Safe Expectations as the Safest Place in Recovery

I used this quote a short time ago, but I read something that brought it to my mind again. There is so much truth to the saying that “we learn what we live.” Alice Miller makes that fact so clear for us by explaining why people who have been hurt often repeat the same tactics that were used against them. But how does this relate to feeling safer?

Hurt People Hurt People

Many weeks ago, I ended up in a conflict via social media that didn't end well. People who were connected to the same type of trauma fell into two groups – and each was traumatized in a different way within a totalistic and authoritarian system. From that emerged a discussion that essentially pitted the comfort and perspective of one subgroup against the other. It became a survivor war.

What troubled me most about the tension and conflict? One of the subgroups returned to the dynamics that were most familiar to them when this tension became too painful for them: a totalistic style of authoritarianism. While it is understandable that a person suffering from the pain of Post Traumatic Stress Disorder (PTSD) might feel threatened by a different perspective of a shared experience, suppressing and punishing expression only repeats that original trauma.

It almost reminds me of the French Revolution and the irony of what Robespierre experienced, though his history still remains a controversy, too. This is a gross oversimplification, but in effect, he did this same kind of repeating of the unthinkable. In order to establish a “republic of virtue,” he resorted to the Reign of Terror campaign to bring about his lofty goal. He redefined terror as the emancipator of virtue. He was executed as a consequence, for he tried to outlaw execution by executing the critics who opposed him. He tried to use totalism and death to create freedom which aimed at enhancing better life.

Swords of Safety

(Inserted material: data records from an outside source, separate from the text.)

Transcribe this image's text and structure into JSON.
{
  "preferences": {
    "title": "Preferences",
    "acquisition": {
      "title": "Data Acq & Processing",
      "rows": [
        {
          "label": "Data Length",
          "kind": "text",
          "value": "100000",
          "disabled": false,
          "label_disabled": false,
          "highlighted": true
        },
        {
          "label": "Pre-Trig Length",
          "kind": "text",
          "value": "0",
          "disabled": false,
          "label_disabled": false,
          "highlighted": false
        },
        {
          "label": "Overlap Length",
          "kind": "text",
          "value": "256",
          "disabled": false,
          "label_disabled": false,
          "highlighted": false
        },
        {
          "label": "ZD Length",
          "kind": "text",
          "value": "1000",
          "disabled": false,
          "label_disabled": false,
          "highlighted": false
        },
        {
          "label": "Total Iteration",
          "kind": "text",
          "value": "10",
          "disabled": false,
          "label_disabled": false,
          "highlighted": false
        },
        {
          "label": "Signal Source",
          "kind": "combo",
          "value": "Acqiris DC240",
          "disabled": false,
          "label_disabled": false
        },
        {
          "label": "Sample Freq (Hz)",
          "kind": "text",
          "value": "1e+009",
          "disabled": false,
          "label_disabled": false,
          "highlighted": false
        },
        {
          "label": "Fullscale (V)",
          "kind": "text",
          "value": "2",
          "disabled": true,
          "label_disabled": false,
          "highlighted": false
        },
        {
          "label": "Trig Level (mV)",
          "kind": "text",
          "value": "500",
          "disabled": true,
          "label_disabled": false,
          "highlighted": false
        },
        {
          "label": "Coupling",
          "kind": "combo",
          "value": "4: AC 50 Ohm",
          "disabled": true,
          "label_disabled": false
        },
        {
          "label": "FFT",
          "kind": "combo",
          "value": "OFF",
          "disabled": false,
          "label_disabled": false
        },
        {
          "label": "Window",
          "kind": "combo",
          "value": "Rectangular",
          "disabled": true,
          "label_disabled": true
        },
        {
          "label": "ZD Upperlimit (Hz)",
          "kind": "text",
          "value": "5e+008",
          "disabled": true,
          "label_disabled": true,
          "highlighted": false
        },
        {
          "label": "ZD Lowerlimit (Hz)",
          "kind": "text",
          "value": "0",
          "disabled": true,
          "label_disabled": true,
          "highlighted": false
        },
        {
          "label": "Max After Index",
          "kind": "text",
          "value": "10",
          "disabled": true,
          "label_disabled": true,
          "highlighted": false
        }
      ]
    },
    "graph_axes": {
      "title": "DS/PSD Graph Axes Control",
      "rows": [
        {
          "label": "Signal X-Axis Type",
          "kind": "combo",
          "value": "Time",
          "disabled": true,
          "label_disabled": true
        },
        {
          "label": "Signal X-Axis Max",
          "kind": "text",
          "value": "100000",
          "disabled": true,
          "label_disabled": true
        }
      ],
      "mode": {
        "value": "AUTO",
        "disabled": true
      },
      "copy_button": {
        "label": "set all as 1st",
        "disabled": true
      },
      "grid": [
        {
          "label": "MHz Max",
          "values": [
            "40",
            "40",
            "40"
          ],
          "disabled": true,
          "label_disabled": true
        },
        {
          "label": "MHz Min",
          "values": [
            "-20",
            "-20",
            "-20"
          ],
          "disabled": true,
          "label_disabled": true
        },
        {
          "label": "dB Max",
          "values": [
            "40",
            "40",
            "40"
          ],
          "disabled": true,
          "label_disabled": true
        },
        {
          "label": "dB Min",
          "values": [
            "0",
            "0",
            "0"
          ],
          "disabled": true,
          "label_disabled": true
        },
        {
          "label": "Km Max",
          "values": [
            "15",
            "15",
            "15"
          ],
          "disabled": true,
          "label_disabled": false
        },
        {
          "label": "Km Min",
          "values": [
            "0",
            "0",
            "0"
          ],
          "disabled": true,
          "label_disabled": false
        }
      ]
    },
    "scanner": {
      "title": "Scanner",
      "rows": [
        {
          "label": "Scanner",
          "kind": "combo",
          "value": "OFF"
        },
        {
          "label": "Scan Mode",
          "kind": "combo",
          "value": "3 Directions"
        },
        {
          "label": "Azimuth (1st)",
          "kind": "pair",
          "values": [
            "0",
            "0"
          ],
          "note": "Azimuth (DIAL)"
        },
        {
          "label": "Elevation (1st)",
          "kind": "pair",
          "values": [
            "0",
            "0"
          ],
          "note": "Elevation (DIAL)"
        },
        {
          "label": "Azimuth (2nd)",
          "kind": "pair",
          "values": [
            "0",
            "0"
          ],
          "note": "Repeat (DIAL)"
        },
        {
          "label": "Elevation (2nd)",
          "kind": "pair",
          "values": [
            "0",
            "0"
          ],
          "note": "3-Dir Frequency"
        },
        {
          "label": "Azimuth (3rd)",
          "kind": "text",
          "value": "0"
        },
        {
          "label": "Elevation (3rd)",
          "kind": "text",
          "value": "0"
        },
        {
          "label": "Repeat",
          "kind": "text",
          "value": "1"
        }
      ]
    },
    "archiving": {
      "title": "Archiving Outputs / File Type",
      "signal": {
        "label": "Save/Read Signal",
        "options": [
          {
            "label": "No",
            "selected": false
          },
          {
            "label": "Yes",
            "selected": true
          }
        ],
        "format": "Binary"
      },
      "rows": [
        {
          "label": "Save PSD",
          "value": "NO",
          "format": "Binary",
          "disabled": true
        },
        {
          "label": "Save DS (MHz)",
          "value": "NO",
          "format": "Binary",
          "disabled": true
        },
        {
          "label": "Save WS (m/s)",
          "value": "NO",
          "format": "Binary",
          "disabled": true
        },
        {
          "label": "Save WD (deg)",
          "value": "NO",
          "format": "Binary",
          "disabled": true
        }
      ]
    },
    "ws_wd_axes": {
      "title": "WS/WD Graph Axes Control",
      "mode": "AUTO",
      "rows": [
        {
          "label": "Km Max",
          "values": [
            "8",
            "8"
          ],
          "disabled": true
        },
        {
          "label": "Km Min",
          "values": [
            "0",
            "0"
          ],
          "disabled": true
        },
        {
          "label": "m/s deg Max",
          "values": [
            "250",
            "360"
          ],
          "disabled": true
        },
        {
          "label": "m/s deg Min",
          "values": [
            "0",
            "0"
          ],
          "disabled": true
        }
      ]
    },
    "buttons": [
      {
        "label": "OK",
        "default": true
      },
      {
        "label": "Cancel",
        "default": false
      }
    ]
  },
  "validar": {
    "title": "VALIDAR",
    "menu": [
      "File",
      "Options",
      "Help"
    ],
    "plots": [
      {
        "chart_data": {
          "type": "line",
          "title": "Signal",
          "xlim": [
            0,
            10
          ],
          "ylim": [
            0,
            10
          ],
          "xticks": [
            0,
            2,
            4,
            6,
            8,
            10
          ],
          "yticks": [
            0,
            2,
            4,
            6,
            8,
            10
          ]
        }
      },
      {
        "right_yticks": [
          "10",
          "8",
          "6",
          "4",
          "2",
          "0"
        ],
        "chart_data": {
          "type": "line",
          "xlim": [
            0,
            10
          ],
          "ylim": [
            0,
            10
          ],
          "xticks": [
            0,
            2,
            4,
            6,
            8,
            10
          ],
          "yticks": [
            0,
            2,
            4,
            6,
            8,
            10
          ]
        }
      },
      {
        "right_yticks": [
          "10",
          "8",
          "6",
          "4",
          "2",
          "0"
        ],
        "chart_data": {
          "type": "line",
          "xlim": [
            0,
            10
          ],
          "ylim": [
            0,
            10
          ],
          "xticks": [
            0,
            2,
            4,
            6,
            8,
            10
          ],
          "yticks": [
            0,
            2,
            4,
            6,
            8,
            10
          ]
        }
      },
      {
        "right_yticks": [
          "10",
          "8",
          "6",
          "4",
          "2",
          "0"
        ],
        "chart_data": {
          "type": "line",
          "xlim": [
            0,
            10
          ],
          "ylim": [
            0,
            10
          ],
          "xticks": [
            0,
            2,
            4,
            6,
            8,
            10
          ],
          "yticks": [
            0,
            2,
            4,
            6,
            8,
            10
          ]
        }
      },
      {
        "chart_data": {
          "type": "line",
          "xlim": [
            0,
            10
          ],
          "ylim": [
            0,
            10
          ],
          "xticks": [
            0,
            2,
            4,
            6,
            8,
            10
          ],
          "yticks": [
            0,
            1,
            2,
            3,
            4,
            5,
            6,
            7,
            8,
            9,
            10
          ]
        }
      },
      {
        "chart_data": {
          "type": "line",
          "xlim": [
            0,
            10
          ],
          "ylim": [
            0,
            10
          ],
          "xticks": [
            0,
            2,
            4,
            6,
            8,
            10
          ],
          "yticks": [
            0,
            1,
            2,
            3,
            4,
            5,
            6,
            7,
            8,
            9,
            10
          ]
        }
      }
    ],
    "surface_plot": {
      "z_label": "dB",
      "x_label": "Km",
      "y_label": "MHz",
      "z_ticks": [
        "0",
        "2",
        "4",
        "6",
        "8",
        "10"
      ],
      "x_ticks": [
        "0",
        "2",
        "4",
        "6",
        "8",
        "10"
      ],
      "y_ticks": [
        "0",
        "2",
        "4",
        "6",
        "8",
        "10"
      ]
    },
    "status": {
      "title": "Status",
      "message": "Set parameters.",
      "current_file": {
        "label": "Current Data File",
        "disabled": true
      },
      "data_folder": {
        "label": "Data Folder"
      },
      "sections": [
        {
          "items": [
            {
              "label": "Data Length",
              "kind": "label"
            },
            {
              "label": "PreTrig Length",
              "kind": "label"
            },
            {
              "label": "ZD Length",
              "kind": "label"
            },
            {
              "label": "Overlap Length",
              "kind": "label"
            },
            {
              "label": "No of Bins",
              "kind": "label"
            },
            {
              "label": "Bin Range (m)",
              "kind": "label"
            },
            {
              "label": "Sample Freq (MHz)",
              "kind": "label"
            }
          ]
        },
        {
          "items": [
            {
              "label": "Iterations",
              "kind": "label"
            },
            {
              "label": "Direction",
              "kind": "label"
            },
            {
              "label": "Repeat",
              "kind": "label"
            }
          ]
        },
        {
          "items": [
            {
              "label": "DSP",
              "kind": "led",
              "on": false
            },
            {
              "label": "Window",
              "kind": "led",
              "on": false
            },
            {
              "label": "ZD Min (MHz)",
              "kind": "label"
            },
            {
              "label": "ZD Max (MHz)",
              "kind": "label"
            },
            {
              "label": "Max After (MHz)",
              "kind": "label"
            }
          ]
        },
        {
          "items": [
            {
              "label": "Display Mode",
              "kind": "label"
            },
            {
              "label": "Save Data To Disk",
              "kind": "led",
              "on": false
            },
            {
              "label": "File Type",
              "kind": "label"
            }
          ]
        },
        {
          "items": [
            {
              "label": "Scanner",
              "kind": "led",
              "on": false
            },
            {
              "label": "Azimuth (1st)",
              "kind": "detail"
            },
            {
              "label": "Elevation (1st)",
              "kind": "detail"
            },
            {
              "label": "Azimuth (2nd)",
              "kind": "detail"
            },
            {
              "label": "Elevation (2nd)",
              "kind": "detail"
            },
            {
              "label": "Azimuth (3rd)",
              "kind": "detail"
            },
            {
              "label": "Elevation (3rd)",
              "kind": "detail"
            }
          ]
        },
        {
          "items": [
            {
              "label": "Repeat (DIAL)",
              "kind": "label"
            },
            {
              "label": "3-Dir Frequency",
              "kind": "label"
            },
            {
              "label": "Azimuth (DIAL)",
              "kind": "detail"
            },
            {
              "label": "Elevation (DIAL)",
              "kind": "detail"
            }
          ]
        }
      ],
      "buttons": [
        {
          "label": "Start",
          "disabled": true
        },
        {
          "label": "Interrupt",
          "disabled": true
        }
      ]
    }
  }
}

When I happened across this article in Skeptic magazine, it touched on so many similar elements of this conflict. It questioned whether it is possible to create a safe place for everyone and where the responsibility rests to help balance free expression for those with diverse views. The scope of the article ended up rather broad, but it touched on some of the same themes about safety and trauma that affect those experiencing PTSD. Diversity creates natural tension, and in a diverse world and a pluralistic society, how much “safety” can truly be achieved?

This quote from the article sticks with me days after reading the article, especially as political campaigning heats up in anticipation of the US Presidential election. Few realize that so much attention to triggering others actually serves to make them more of a problem in many ways. It is also a sword with a double edge. One perspective might win a battle today, but in the long term, all those with different perspectives lose.

From What Went Wrong? Campus Unrest, Viewpoint Diversity, and Freedom of Speech by Michael Shermer:

My freedom to speak and dissent is inextricably tied to your freedom to speak and dissent. Once customs and laws are in place to silence someone on one topic, what’s to stop people from silencing anyone on any topic that deviates from the accepted canon? The justification of censorship laws in the consequentialist argument that people might be incited to discrimination, hate, or violence if exposed to such ideas fails the moment you turn the argument around and ask: What happens when it is you and your ideas that are determined to be dangerous?

It is the Principle of Interchangeable Perspectives that I introduced in The Moral Arc: For me to expect you to listen to me I must be willing to hear you. If I censor you, why shouldn’t you censor me? If you silence me, why shouldn’t I silence you?

Perhaps realistic expectations concerning freedom and diversity keep us safer than anything else.  It definitely helps.

So much more to come on Safety and Stability in Phase One of healing from trauma. Until then, puruse some suggested reading: